This helps explain why Google last week announced that it was making Google Meet free for everyone, and why Facebook recently launched its Zoom-competitor Messenger Rooms. 

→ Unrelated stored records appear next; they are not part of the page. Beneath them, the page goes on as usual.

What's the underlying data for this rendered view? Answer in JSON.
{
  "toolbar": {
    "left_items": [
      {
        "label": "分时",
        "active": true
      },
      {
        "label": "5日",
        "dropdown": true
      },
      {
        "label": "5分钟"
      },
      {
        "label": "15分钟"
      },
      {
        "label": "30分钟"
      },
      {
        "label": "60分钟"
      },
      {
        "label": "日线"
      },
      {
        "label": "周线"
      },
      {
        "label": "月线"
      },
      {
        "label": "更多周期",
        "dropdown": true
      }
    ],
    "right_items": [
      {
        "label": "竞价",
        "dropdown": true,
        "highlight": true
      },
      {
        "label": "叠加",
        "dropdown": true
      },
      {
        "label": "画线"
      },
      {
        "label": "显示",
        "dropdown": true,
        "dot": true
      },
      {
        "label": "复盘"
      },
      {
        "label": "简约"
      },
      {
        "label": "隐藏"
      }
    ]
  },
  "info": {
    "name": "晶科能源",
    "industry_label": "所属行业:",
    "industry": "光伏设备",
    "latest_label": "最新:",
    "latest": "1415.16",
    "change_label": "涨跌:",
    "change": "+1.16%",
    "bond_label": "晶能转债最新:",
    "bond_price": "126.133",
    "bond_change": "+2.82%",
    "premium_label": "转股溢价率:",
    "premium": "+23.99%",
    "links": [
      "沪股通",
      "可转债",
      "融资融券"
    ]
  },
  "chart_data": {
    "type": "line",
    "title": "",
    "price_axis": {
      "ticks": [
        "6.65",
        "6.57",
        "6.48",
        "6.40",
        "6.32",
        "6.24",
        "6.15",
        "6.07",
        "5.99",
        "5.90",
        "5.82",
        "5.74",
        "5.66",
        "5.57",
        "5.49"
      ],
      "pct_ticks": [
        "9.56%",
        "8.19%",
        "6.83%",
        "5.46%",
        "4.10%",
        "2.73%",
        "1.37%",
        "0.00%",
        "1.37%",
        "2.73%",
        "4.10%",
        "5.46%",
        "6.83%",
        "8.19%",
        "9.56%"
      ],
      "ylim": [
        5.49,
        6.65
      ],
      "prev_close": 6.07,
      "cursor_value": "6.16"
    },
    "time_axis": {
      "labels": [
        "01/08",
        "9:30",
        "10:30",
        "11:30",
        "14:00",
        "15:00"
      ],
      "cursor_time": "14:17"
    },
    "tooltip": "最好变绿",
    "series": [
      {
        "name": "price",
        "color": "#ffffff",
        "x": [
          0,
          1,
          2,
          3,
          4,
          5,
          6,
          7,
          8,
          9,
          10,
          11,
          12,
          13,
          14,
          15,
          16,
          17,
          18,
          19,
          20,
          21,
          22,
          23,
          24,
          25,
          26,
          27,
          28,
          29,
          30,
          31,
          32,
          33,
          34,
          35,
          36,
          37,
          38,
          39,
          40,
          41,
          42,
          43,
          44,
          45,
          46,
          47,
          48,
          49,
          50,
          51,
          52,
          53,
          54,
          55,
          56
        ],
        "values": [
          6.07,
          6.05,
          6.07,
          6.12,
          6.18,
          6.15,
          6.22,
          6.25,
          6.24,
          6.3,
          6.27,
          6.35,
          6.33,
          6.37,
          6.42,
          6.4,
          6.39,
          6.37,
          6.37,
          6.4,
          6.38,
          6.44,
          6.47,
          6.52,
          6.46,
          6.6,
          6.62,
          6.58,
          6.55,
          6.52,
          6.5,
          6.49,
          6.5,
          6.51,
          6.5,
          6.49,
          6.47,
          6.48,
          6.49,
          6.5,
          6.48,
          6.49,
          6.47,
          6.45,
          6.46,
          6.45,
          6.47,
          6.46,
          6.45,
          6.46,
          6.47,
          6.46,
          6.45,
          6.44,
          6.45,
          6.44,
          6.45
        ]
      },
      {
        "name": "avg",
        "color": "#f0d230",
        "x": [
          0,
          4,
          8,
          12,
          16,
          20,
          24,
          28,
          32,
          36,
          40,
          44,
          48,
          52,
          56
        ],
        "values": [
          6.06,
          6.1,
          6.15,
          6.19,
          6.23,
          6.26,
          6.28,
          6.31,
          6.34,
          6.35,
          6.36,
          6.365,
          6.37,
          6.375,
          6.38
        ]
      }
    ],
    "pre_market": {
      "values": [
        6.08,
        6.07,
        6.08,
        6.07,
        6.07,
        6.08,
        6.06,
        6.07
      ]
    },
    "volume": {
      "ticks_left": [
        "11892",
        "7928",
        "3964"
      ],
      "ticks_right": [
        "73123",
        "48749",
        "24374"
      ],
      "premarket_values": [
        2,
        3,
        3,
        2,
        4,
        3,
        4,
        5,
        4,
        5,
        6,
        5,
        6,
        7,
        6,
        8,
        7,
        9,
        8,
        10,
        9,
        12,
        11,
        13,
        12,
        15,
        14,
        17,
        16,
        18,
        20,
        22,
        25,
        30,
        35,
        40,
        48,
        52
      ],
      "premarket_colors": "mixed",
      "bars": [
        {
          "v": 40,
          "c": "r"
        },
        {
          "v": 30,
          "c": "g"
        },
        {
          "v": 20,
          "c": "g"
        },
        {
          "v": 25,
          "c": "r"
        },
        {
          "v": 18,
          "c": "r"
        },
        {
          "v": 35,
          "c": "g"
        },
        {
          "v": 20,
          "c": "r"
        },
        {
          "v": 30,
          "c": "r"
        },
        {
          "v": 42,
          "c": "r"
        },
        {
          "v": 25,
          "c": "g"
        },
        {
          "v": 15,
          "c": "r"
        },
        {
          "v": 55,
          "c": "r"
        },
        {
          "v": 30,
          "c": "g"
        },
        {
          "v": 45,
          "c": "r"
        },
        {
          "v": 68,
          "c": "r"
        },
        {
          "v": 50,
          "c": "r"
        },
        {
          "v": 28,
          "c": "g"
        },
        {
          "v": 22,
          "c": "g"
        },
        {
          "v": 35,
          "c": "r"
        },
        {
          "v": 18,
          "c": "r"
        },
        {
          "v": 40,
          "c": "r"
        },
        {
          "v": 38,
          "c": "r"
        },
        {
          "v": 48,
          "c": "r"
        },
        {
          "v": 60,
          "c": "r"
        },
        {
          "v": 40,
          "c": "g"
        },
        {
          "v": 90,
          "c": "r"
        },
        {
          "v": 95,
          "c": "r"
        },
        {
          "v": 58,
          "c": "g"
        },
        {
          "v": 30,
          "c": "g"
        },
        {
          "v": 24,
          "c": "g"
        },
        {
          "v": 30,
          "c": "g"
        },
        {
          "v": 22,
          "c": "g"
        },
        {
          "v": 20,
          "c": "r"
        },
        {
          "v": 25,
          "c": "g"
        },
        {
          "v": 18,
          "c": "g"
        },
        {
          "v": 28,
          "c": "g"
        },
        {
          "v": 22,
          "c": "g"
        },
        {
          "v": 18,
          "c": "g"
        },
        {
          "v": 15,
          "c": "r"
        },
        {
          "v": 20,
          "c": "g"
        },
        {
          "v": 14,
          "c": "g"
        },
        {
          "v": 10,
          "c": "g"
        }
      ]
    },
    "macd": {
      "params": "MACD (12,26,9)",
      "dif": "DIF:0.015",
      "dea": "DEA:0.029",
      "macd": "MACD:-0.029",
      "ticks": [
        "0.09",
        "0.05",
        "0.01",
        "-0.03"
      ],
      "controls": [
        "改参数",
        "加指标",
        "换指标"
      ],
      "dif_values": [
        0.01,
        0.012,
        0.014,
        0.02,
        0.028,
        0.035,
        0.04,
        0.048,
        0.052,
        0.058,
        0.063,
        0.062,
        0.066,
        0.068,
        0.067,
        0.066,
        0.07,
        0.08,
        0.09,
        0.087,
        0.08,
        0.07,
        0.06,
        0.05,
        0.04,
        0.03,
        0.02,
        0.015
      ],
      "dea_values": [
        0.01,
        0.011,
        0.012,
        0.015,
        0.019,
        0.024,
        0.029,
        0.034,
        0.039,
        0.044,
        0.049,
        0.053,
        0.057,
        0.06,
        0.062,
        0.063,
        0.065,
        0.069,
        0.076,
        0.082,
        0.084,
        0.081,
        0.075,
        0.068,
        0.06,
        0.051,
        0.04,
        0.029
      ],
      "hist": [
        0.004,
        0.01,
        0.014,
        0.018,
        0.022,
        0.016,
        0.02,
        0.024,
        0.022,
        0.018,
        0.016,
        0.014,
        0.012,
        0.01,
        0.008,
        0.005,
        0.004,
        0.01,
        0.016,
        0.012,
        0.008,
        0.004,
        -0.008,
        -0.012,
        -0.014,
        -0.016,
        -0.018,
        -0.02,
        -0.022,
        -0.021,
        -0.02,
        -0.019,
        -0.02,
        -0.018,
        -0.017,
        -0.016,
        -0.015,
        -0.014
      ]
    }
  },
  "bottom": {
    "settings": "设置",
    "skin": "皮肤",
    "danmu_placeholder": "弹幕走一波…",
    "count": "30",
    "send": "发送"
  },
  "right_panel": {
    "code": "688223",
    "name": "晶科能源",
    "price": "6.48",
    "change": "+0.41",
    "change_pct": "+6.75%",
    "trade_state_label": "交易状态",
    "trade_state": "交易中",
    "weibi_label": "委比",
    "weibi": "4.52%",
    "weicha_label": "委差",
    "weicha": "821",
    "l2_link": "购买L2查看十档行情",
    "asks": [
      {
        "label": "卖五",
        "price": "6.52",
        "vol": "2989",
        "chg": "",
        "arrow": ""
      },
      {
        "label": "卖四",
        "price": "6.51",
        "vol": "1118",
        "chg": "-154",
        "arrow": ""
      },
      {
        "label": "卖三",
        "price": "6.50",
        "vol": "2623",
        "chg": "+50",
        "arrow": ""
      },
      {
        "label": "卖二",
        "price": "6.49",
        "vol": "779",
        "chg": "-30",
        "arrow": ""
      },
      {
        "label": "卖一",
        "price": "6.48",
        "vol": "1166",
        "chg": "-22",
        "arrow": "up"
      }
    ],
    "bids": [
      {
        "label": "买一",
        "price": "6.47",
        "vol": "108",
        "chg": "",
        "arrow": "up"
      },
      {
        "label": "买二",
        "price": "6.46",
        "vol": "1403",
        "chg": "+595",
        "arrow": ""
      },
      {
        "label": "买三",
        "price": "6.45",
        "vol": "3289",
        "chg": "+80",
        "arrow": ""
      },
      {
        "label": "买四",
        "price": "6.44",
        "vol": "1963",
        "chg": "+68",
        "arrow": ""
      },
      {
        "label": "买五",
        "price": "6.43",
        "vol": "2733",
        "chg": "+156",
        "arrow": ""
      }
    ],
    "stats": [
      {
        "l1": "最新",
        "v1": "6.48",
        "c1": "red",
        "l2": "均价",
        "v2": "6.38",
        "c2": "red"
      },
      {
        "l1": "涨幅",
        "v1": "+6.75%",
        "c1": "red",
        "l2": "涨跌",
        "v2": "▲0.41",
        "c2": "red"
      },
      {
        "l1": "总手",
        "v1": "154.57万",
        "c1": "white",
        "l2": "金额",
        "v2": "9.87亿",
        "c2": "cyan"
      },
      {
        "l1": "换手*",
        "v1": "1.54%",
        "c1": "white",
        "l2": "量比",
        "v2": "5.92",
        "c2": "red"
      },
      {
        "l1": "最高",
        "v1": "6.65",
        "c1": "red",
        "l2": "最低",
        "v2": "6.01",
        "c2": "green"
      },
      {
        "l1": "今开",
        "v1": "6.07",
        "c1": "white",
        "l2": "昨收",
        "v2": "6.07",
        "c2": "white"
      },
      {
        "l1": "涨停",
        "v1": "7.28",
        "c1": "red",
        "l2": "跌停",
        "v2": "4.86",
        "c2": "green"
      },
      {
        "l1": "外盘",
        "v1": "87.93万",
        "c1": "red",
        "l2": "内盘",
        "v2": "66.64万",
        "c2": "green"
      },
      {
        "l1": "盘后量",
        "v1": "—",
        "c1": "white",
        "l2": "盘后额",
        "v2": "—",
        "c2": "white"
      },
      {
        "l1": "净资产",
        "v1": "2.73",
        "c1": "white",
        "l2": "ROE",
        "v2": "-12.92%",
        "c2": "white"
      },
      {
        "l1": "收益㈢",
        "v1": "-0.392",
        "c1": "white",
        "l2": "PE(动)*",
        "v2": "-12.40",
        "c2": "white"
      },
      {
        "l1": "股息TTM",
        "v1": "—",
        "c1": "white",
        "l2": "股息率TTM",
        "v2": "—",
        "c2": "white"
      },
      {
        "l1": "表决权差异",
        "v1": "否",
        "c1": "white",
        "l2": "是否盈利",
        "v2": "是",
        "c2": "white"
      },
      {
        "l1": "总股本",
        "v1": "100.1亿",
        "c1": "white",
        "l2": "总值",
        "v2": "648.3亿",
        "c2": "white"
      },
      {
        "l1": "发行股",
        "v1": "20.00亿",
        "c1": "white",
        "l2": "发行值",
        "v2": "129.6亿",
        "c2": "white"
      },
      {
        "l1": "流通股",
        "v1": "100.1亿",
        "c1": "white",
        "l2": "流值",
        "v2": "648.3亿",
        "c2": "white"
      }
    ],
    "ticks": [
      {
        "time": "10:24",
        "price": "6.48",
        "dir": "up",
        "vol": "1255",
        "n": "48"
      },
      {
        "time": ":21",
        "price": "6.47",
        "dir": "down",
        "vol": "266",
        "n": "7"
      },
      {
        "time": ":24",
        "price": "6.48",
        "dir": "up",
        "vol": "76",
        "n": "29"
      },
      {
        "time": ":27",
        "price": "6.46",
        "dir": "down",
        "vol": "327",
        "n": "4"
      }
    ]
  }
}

Make no mistake, however, assuming that Zoom could quickly lose its crown. Zoom reached 200 million daily meeting participants in March, and 300 million in late April. Comparatively, Google Meet hit 100 million daily participants last week, while Messenger Rooms is, of course, still finding its legs.